Take Action Coke Postcard 2011The Center for Media and Democracy (CMD) launched its public campaign against Coca-Cola in August 2011, asking Coke “to stop funding the American Legislative Exchange Council, the corporate bill mill undermining our democracy,” and pointing out: “Your financial support underwrites ALEC’s agenda to:

  • Suppress voting by students and others through restrictive Voter ID laws.
  • Push climate change denial and restrict protections for our environment.
  • Undermine public schools by using tax dollars to subsidize for-profit schools.
  • Limit consumers’ rights and the basic right of workers to organize.
  • And privatize and ration Medicare and Social Security, as well as other government services.”

CMD’s campaign sent emails and postcards to Coke CEO Muhtar Kent. Gene Rackley, Director of Public Affairs and Communications at Coca-Cola Refreshments, had been on the ALEC corporate (“Private Enterprise”) board. The ALEC website no longer listed Coke on the corporate board as of last week.

Color of Change (CoC) launched an allied campaign targeting ALEC corporations, including Coca-Cola, in December 2011. Its petition drive resulted in over 85,000 signatures. CoC has focused on ALEC’s role in so-called “voter ID” legislation ALEC approved as a “model,” which will make it more difficult for citizens to exercise their right to vote. Several states have adopted bills with similar restrictions over the past two years, even though many civil rights groups, such as the Leadership Conference on Civil Rights, CoC and others — including CMD/PRWatch — have noted that these voter restrictive bills will have adverse consequences on communities of color, the elderly, and college students.

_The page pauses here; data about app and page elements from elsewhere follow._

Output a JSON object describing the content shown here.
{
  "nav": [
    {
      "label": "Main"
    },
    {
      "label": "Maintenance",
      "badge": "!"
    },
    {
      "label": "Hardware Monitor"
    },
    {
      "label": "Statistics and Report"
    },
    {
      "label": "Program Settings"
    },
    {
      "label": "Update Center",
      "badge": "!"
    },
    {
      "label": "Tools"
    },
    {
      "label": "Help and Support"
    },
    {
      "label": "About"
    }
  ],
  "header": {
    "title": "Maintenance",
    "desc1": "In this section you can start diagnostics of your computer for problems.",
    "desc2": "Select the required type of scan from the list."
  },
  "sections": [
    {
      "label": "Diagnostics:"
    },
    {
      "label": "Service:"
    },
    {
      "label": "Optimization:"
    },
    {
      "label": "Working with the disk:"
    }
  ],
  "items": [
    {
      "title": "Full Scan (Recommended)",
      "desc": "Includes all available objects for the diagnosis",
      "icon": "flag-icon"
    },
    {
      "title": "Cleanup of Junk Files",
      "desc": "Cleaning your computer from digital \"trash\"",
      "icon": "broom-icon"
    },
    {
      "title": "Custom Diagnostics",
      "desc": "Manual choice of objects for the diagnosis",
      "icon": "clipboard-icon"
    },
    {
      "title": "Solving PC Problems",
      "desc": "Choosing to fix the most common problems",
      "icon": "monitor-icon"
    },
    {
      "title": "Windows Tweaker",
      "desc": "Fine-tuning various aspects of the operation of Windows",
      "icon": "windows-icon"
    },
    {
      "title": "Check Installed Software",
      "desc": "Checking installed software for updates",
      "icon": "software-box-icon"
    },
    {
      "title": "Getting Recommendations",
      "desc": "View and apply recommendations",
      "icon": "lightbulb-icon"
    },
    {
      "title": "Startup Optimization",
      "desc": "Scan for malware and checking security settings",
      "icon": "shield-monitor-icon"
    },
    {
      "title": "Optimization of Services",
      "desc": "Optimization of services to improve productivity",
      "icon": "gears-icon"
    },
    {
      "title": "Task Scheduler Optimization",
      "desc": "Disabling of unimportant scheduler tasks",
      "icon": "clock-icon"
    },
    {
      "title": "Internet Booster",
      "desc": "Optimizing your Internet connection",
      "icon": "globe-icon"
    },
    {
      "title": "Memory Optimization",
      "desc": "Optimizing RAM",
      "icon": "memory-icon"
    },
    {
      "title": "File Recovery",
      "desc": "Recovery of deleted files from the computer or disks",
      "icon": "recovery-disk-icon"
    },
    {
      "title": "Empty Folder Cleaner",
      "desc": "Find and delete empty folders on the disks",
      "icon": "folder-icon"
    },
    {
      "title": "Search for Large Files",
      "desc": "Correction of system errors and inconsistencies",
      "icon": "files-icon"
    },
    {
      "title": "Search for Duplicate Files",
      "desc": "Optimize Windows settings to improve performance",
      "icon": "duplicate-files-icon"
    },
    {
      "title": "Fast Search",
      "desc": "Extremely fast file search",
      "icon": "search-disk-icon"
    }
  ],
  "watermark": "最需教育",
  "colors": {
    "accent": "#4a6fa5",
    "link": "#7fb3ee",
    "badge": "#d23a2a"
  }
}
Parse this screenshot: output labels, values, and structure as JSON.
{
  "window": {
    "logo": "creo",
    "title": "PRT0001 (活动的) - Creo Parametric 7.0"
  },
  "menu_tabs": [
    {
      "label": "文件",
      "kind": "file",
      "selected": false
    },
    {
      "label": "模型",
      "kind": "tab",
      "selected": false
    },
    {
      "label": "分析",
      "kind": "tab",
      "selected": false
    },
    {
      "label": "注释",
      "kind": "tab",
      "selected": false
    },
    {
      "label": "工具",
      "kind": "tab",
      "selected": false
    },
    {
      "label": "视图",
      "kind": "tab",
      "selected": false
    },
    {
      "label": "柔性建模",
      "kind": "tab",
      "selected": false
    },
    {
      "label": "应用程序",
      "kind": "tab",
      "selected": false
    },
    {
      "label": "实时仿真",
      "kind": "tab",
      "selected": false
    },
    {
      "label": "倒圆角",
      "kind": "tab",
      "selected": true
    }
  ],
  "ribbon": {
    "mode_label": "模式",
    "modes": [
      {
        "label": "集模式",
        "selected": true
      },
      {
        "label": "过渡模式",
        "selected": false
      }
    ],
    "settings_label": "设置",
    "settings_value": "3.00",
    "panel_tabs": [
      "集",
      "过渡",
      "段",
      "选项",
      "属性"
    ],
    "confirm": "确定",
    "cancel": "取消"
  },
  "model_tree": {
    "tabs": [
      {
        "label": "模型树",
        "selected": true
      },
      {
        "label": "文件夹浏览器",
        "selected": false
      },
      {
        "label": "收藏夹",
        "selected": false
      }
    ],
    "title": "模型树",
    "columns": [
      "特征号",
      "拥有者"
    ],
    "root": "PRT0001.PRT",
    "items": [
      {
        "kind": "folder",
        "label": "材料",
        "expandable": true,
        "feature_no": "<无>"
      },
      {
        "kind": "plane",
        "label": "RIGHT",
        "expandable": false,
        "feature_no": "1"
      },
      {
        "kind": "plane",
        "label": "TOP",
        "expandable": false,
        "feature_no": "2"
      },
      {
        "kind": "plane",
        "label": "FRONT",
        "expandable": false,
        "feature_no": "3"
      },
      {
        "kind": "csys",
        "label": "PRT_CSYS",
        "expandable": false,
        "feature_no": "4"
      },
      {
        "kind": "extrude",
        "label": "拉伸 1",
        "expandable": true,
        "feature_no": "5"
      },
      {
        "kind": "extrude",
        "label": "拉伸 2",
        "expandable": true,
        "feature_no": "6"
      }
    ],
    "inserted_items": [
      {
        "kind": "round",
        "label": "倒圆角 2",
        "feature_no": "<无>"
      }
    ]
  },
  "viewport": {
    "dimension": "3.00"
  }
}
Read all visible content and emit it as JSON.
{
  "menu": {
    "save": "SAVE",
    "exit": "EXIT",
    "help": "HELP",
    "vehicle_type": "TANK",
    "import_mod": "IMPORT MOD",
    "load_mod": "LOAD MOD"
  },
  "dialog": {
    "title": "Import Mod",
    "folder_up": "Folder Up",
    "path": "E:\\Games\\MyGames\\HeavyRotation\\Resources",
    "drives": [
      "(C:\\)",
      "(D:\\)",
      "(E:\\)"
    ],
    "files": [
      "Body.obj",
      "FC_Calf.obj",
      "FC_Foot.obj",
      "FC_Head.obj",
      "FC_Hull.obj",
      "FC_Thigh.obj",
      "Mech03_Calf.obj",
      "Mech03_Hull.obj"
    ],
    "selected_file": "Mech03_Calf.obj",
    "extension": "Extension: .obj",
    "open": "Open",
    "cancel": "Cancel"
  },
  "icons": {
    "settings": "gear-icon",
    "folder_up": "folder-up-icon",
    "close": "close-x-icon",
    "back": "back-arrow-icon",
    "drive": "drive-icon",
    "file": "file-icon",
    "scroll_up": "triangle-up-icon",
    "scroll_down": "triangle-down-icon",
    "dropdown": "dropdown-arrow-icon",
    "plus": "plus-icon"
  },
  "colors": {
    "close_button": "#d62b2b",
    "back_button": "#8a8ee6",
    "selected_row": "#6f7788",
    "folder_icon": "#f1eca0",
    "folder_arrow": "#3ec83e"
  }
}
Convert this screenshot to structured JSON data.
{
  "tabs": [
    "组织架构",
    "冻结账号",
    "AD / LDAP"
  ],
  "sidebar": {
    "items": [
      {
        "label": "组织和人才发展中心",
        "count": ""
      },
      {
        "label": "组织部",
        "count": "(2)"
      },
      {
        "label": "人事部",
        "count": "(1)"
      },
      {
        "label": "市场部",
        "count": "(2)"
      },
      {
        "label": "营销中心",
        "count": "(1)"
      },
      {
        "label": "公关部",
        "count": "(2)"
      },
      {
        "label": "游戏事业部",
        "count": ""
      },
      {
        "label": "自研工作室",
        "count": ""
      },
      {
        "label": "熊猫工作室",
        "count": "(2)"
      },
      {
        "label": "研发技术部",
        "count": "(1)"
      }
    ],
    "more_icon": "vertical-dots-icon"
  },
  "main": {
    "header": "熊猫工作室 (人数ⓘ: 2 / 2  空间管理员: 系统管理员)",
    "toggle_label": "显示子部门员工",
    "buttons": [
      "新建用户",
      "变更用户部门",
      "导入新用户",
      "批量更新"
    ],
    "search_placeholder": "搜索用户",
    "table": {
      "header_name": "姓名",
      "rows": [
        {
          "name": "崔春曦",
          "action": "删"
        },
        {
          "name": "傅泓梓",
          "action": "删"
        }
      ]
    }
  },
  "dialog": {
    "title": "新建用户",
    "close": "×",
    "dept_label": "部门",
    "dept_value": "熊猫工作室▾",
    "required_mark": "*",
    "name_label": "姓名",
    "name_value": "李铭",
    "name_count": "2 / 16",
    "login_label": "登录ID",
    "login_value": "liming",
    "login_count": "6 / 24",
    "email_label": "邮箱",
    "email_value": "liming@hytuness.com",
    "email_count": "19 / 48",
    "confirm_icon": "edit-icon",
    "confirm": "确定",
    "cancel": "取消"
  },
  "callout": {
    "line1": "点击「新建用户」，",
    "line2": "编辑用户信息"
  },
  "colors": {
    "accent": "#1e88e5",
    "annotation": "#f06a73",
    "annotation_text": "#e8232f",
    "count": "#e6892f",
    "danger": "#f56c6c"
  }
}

CoC announced a public boycott of Coke yesterday, joined by other public interest groups. Coke published its statement backing out of ALEC within five hours.

Coke’s precipitous exit from the corporate bill mill comes on the heels of the quiet withdrawal of Pepsi from ALEC membership. Wal-Mart and Kraft Foods issued statements, similar to Koch Industries, sticking with ALEC, but several corporations that have served as ALEC leaders have been silent in the face of the growing controversy surrounding ALEC’s agenda on guns, voting, and other matters.

CMD launched a new set of petitions to all the corporations remaining on ALEC’s corporate board last week in the wake of the tragic death of Trayvon Martin. Click here to tell ALEC companies to stand down!


This article was originally published by the Center for Media and Democracy at PRWatch.org. CMD also released the ALECexposed.org project in 2011, exposing the “model” legislation created behind closed doors by corporations working with state legislators in the American Legislative Exchange Council. This project has received the Sidney Award and the Izzy Award.

About the Author: Rebekah Wilce has a degree in writing from the University of Arizona. She is the lead writer for CMD’s Food Rights Network, with expertise in food and agriculture issues.